What the task asks: Below are records. Find each line in them that holds the word "Monthly" and copy it.

[Element data from apps and pages]
• • • • • • •
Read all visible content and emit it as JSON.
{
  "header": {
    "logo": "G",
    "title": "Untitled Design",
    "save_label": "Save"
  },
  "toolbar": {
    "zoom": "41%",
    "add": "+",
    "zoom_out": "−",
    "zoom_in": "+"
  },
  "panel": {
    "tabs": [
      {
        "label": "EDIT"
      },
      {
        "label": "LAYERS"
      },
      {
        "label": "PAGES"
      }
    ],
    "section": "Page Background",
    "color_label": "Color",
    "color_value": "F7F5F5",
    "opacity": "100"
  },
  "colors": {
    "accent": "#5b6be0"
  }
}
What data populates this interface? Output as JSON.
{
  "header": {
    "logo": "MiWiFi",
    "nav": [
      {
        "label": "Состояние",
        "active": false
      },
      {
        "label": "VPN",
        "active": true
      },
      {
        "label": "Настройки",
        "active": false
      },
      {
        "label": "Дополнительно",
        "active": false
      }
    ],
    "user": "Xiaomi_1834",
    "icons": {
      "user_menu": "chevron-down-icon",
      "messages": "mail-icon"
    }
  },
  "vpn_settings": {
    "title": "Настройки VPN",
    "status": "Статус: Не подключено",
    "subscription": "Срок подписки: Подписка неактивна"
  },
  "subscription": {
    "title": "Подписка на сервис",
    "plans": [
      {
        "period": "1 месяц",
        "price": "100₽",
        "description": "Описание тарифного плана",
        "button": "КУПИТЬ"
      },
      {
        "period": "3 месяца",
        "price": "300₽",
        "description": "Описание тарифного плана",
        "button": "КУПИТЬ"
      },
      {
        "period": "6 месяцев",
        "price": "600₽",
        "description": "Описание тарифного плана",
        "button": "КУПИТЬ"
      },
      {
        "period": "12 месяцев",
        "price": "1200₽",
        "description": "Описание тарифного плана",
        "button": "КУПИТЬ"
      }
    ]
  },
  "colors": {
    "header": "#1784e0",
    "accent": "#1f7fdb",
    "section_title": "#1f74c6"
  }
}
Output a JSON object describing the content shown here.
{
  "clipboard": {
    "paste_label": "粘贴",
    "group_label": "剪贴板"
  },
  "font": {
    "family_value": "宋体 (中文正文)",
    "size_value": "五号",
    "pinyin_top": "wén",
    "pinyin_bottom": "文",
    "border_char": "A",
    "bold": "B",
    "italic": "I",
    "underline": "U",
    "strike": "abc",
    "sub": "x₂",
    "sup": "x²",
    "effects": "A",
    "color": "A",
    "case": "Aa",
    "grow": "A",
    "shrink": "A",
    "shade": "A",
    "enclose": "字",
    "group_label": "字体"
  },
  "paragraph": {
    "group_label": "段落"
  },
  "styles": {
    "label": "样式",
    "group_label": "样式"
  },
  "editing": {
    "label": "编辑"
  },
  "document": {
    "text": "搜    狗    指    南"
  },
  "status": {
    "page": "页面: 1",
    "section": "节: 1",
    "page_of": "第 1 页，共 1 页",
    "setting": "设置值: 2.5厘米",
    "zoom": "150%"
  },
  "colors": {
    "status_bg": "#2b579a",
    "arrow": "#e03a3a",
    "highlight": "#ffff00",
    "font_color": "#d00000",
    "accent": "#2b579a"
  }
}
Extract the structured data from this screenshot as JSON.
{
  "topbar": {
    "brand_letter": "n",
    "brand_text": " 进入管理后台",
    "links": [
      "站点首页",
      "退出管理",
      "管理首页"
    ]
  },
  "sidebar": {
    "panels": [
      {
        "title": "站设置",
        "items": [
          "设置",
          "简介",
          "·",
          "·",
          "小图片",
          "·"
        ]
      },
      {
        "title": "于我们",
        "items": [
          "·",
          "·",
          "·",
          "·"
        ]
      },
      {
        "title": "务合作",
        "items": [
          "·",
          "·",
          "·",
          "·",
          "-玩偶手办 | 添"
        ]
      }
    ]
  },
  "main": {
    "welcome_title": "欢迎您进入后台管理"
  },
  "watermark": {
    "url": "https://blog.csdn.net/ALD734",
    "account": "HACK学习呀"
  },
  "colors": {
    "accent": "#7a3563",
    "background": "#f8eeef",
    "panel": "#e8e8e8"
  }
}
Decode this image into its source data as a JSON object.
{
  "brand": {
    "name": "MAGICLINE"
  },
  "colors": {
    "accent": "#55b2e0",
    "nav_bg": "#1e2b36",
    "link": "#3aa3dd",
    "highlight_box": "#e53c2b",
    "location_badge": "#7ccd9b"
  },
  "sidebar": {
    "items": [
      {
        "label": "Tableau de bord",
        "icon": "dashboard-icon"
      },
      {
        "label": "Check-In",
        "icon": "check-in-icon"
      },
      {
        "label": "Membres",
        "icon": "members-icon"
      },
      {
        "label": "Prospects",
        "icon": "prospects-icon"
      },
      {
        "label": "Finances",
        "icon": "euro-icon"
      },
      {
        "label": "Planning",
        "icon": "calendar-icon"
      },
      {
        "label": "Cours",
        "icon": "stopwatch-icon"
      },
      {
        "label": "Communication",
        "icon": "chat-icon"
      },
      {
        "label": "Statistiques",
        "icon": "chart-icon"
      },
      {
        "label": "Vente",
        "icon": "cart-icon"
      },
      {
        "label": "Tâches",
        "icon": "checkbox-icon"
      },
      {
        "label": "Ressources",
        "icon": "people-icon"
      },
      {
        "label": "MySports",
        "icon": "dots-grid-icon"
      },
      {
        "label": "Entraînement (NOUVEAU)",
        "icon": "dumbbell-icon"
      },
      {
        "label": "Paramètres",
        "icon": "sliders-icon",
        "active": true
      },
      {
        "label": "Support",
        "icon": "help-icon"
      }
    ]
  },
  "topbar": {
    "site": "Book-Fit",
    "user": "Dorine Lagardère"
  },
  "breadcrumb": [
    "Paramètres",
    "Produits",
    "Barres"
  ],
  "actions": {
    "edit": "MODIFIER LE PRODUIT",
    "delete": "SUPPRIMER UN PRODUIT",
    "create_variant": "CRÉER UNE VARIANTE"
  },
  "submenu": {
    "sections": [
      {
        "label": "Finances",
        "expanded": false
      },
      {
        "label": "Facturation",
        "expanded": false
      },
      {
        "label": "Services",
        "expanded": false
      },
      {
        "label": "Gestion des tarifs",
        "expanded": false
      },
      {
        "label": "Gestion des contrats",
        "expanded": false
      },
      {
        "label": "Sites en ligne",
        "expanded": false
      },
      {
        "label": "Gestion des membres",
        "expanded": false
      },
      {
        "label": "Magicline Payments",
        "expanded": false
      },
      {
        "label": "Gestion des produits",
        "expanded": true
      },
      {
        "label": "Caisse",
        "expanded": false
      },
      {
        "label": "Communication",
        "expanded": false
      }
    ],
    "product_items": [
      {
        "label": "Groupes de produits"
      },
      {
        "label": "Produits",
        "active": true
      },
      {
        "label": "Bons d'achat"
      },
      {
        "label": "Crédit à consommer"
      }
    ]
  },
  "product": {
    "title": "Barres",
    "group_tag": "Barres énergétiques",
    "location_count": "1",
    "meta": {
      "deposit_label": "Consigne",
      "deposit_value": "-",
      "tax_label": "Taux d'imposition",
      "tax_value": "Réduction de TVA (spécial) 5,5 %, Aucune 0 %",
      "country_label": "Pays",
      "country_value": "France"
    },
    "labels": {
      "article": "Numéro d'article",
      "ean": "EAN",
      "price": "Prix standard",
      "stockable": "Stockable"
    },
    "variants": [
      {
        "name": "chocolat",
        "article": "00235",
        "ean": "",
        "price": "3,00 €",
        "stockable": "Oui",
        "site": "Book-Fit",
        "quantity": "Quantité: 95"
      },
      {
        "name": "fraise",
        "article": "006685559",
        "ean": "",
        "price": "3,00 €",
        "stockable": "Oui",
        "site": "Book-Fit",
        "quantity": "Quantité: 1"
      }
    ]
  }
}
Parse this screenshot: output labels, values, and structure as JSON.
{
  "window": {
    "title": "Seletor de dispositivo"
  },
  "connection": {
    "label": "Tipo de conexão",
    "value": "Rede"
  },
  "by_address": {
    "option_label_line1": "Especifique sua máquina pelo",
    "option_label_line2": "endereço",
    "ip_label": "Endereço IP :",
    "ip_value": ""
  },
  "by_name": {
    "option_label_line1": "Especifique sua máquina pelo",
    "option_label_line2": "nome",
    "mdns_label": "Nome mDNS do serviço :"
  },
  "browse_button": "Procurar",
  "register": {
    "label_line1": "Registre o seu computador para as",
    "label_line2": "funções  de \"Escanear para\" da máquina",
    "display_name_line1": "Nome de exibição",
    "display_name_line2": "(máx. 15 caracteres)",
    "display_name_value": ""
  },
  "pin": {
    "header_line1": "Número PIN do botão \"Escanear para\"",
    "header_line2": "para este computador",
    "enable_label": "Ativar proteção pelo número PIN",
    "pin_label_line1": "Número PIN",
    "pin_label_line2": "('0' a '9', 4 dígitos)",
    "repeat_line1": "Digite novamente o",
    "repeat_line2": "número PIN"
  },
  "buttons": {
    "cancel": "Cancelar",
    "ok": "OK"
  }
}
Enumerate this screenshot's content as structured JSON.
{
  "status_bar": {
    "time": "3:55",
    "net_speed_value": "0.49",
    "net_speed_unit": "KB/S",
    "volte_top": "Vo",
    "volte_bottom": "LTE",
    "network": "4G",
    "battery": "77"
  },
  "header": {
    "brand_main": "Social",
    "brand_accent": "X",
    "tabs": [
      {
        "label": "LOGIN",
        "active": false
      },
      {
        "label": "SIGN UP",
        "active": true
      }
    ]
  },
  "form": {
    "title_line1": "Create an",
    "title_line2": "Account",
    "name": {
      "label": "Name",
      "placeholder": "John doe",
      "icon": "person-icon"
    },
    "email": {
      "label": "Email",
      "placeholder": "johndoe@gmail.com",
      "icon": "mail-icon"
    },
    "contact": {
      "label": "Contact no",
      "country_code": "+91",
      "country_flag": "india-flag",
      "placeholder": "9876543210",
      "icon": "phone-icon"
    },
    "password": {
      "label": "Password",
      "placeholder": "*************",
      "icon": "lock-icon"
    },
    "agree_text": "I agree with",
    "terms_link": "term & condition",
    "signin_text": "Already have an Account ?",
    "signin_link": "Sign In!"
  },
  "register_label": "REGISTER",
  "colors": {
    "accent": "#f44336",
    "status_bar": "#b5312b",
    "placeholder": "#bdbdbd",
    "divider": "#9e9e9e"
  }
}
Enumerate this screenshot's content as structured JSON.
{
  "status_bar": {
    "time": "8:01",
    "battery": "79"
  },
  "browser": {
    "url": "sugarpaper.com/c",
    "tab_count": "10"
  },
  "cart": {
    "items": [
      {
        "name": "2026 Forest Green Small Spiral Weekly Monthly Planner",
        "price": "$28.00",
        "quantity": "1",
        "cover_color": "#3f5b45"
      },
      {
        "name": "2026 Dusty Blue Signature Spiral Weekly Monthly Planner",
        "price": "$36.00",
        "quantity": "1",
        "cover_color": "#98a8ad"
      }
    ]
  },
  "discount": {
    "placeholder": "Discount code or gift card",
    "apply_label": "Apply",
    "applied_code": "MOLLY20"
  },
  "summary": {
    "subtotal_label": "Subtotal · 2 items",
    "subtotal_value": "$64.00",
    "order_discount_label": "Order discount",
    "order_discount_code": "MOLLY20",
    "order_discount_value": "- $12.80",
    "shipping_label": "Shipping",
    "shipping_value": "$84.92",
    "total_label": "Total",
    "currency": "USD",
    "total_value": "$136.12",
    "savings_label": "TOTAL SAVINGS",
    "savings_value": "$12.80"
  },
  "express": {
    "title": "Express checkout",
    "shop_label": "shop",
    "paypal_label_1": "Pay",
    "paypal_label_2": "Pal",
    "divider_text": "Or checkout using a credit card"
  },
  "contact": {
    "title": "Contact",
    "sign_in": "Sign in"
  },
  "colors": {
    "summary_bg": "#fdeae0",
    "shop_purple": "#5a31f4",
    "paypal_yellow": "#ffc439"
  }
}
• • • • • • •
Result of the task:
        "name": "2026 Forest Green Small Spiral Weekly Monthly Planner",
        "name": "2026 Dusty Blue Signature Spiral Weekly Monthly Planner",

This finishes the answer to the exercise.